“I used to be a teacher and would hatch chicks with my students every year,” says Easton. “I saw the difference that it made for students to see that process of birth. It’s an amazing, awe-inspiring thing to watch a chick struggle, maybe for hours, to hatch from its shell.”

The four-week program costs $175. A participating family receives fertile eggs and a rental kit with everything they need to incubate and hatch the eggs, including an incubator, video orientation and hatching guide, egg candler, brooder box and bedding, feeder and waterer, organic chick feed and chick heater.

kids looking at the chickens as they hatch gullyrumpus

Once the chicks hatch, the family cares for them for about a week before returning them to the farm to join Easton’s flock. A family can also choose to keep the chickens to raise themselves.

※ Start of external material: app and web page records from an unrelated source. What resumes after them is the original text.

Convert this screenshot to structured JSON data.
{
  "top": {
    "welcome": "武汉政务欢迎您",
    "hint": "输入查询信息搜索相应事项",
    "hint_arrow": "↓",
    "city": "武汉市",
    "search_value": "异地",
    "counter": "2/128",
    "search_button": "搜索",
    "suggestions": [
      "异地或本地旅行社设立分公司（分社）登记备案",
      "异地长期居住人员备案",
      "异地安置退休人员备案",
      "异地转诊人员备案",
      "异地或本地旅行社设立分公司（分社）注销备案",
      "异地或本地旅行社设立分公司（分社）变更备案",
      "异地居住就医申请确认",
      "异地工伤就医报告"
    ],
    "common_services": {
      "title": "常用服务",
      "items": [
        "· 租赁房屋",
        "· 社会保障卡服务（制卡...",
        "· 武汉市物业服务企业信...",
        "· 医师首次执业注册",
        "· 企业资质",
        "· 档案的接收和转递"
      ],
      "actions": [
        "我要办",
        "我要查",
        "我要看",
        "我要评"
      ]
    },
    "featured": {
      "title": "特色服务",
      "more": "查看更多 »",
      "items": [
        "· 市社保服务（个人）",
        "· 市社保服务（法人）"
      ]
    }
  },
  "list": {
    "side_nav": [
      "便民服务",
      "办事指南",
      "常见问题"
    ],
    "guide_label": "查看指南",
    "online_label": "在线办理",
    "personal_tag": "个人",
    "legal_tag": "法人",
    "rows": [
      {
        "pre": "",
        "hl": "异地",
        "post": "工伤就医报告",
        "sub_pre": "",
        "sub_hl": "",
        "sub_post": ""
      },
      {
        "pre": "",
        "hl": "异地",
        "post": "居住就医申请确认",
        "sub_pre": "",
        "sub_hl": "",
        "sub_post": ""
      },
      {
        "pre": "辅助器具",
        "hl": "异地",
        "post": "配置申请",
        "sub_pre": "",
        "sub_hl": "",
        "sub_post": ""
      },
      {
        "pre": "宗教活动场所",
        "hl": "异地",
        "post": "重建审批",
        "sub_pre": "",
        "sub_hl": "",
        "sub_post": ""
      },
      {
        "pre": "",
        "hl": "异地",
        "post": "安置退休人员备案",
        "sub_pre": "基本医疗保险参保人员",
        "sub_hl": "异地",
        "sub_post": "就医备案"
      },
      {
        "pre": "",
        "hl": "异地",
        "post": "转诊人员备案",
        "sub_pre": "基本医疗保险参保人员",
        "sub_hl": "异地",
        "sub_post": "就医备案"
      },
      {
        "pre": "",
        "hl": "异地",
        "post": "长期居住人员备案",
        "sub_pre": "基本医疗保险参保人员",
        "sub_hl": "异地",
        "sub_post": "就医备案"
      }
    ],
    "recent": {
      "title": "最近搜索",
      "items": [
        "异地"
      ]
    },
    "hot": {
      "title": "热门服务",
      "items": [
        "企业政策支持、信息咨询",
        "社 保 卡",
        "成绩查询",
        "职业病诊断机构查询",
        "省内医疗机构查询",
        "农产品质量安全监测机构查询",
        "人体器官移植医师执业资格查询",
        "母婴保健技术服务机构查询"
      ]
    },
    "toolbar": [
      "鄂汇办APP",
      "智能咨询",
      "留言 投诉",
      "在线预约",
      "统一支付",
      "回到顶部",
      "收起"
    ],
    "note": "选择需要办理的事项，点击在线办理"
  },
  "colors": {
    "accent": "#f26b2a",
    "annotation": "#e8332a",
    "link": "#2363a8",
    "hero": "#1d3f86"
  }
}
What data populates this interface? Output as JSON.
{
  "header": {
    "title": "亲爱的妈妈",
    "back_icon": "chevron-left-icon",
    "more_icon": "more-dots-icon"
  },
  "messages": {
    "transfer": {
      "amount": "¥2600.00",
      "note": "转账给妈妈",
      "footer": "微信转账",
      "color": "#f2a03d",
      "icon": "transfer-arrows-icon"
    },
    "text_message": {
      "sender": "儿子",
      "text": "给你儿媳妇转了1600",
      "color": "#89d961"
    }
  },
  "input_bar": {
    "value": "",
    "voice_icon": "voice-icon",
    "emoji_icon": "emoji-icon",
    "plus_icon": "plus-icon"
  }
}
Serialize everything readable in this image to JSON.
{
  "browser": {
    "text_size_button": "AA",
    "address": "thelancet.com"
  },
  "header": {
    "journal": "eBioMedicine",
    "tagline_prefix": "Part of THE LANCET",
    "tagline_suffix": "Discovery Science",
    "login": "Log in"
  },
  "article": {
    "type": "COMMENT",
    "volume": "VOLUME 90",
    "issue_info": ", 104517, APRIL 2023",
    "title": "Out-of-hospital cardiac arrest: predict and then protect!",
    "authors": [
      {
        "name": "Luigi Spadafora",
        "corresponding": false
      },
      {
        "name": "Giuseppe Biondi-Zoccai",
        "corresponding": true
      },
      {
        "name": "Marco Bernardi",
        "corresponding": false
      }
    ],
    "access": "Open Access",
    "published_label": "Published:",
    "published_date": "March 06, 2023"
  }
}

Easton raises Black Australorp chickens, a heritage breed that can be used for both meat and eggs, and Coturnix quail, a rare breed that lays pretty blue eggs. To her surprise, about half of the families participating in the program since January have chosen to hatch quail rather than chickens. There are several advantages to quail over chickens: They are quiet, cost less to feed and, because they prefer small living spaces, don’t take up as much room as chickens. “They’re really amazing birds,” says Easton, who believes quail “are the new backyard chickens.”

Three families have already completed the program, 19 more are booked through the end of June, and there’s a waiting list. Easton plans to buy additional equipment so she can expand the program to more people.

baby chick from gullyrumpus

Easton currently has about 50 chickens in her flock. Last year, she sold eggs at Oak Park Farmers Market, but she’s taking this year off to concentrate on the hatching program. As Hatch@Home grows, her flock will grow, too. “I’m going to let it grow naturally,” she says. “I mostly want to provide families with a good experience and let the farm grow in the direction it’s going to grow.”

For more information, go to www.gullyrumpus.com.